Here are three I learned and shared this week:
*Trying to increase your positive noticing? Here’s a tip. When monitoring your ratio of positive comments to redirects, it can be helpful to place pennies in the lefthand pocket and move them to the righthand pocket as you positively notice a particular student. It’s not something you would use very often, but can work in the beginning to establish a new habit.
*Looking to shorten minilessons? Here’s a tip. If teachers pose a question such as, “What might be a good name for our cranky character?” and call on a few students, that eats up precious minilesson time for a fairly insignificant detail. Instead, try a chorus response where students respond at the same time in a regular speaking voice. A teacher catches 2-3 responses, the students all had a chance to share and the minilesson moves on. If you missed this April post from the Two Writing Teachers blog regarding mini lessons, it was a good one:
Another classic is Shari Frost’s Choice Literacy, “Putting the Mini Back in Minilessons.”
*Working to help a writer find a topic? Here’s a tip. When I approach a student who is searching for a topic by sharpening his pencil, using the restroom and peeling crayons, I find this is a good starter question.
Me: Are you more an outside kid or an inside kid?
Kid: Inside kid.
Me: What do you like to do right when you get home?
Kid: Play XBox.
Me: Besides playing XBox, because those can be harder experiences to write about, what do you do?

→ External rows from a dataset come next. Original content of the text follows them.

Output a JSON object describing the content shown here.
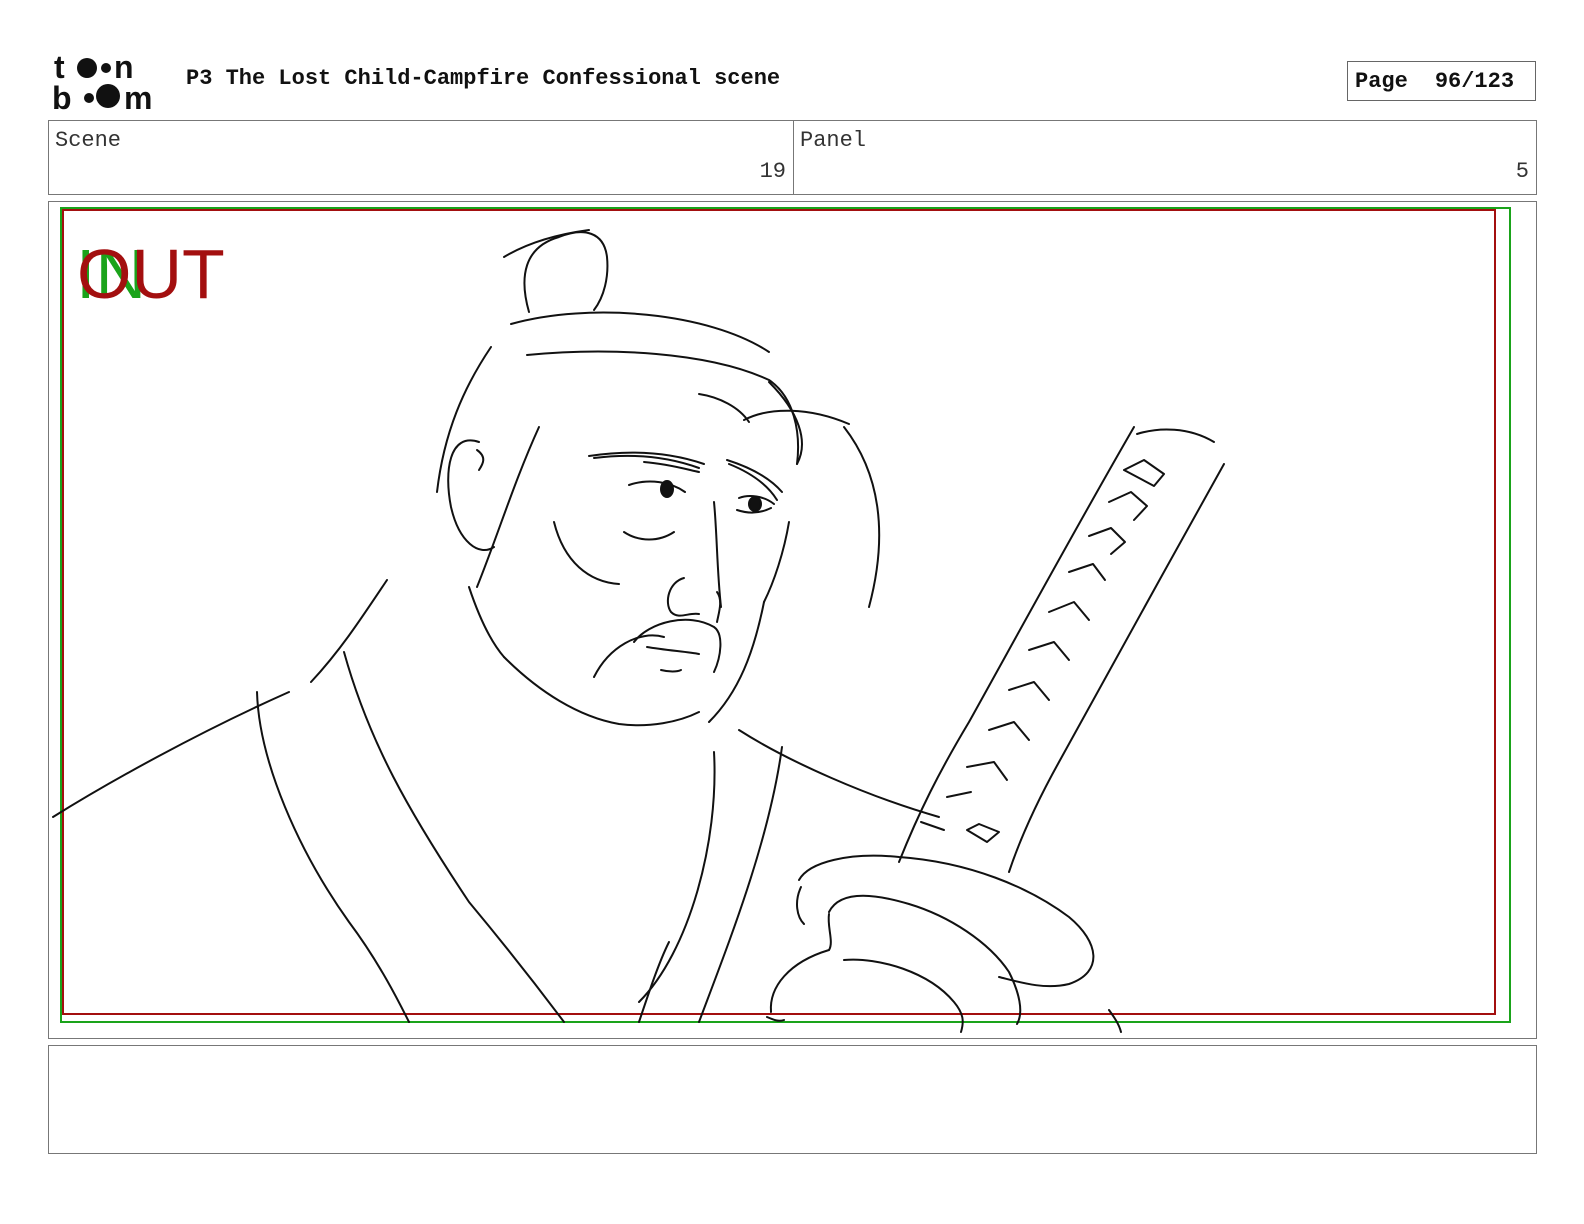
{
  "header": {
    "logo_text": "toon boom",
    "title": "P3 The Lost Child-Campfire Confessional scene",
    "page_label": "Page",
    "page_number": "96/123"
  },
  "info": {
    "scene_label": "Scene",
    "scene_value": "19",
    "panel_label": "Panel",
    "panel_value": "5"
  },
  "frame": {
    "in_marker": "IN",
    "out_marker": "OUT",
    "colors": {
      "in": "#1aa31a",
      "out": "#a30f0f"
    }
  },
  "notes": {
    "text": ""
  }
}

Me: If I could see you at your house, what would I see you doing?
Kid: Shrugs. Playing legos.
Me: Seriously? I love legos. Have you ever thought about writing about that?
Another good one is, “If you could be somewhere else right now, where would you be?”
*And completely unrelated to coaching, did you know that if you cover guacamole with about a half inch of water it will provide a barrier to the air and keep it from turning brown? I love great tips!
What tips have you been learning and sharing this week?